Windows 11 KB5030219 update

Windows 11 KB5030219 is available for download via Windows Update with several important bug fixes. Microsoft has also published direct download links for Windows 11 KB5030219 offline installers. These offline installers are offered in .msi format, and we recommend downloading the .msi update package if Windows Update fails.

KB5030219 for Windows 11 is a mandatory security update. Mandatory security update differs from other updates, like out-of-the-band or optional updates. That’s because a security update will download and install automatically in the coming days whether or not you check for an update.

September 2023 Patch Tuesday update (Windows 11 Build 22621.2134) has several improvements, but one noteworthy change is a new hover effect when you move the cursor above the search box. The search panel automatically shows up when you hover over the search box, and this feature is called the “hover effect”.

To install the September 12 Patch Tuesday update on Windows 11, use these steps:

  1. Open Settings via the Start menu or use the search box.
  2. Go to ‘Windows Update‘.
  3. On the Windows Update page, click ‘Check for updates‘.
  4. Your Windows Update will start checking for updates.
  5. Once done, click ‘Download and install‘ if asked or if the update is not downloaded automatically.
  6. Click Restart now.

You’ll see the following update package when you check for updates in the Settings:

2023-09 Cumulative Update for Windows 11 Version 22H2 for x64-based Systems (KB5030219)

Download Links for Windows 11 KB5030219

Windows 11 KB5030219 Direct Download Links: 64-bit.

Windows 11 KB5030219 changelog

As mentioned, today’s Windows 11 update improves the search bar’s flyout behaviour.

You can simply move the cursor over it to enable a search flyout box. You can change the behaviour by right-clicking the taskbar, navigating to settings, and tweaking the search box experience.

Diving deeper into the update, users in Israel will be pleased to find support for daylight-saving time changes. Furthermore, the update pats up a pesky issue where the Search app turned defiant, refusing to launch after the search icon was selected, especially after the device slumbered.

The Search app’s reliability has also been boosted, eliminating certain glitches.

Previous issues arising from the TAB key have been addressed, which added extra steps to peruse through search results.

Similarly, those who rely on the Narrator tool will find its improved accuracy in identifying the search box on the taskbar, along with better highlighting within the search box, a welcome change.

And for those using devices like the Microsoft Surface Pro and Surface Book, the search box, which is used to shrink in tablet mode, will retain its optimal size.

Further enhancements in this update include a raft of fresh app default functionalities.

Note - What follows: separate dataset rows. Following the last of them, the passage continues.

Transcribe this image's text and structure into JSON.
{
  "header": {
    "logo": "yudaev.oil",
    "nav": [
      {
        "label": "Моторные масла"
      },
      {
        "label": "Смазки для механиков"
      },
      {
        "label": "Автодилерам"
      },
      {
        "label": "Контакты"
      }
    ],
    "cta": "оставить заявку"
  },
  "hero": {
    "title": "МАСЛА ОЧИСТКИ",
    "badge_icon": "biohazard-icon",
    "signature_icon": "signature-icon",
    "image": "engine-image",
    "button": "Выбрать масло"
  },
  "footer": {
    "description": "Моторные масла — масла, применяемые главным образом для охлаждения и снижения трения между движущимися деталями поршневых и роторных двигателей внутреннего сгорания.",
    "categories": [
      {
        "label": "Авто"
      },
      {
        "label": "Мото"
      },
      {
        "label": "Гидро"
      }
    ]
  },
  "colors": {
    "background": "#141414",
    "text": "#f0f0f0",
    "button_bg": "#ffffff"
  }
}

The unveiling of a new policy dubbed “Enable optional updates” will surely pique the interest of administrators.

Additionally, Microsoft has ironed out a kink where the Group Policy Service became impatient, not waiting 30 seconds for the network to come alive, which played havoc with policy processing.

The update is also packed with solutions for a myriad of technical hiccups. From addressing rendering issues with WS_EX_LAYERED windows and problems with print jobs directed to a virtual print queue, mending the high CPU usage tied to the “fBlockNonDomain” policy, and ensuring the system stays robust after disk partition alterations.

To round off, the update brings improvements to devices grappled with Remote Desktop session hitches, mysterious disappearing acts of Start menu icons after the initial sign-in, and unexpected behaviour in settings sync.

About The Author

Mayank Parmar

Mayank Parmar is an entrepreneur who founded Windows Latest. He is the Editor-in-Chief and has written on various topics in his seven years of career, but he is mostly known for his well-researched work on Microsoft's Windows. His articles and research works have been referred to by CNN, Business Insiders, Forbes, Fortune, CBS Interactive, Microsoft and many others over the years.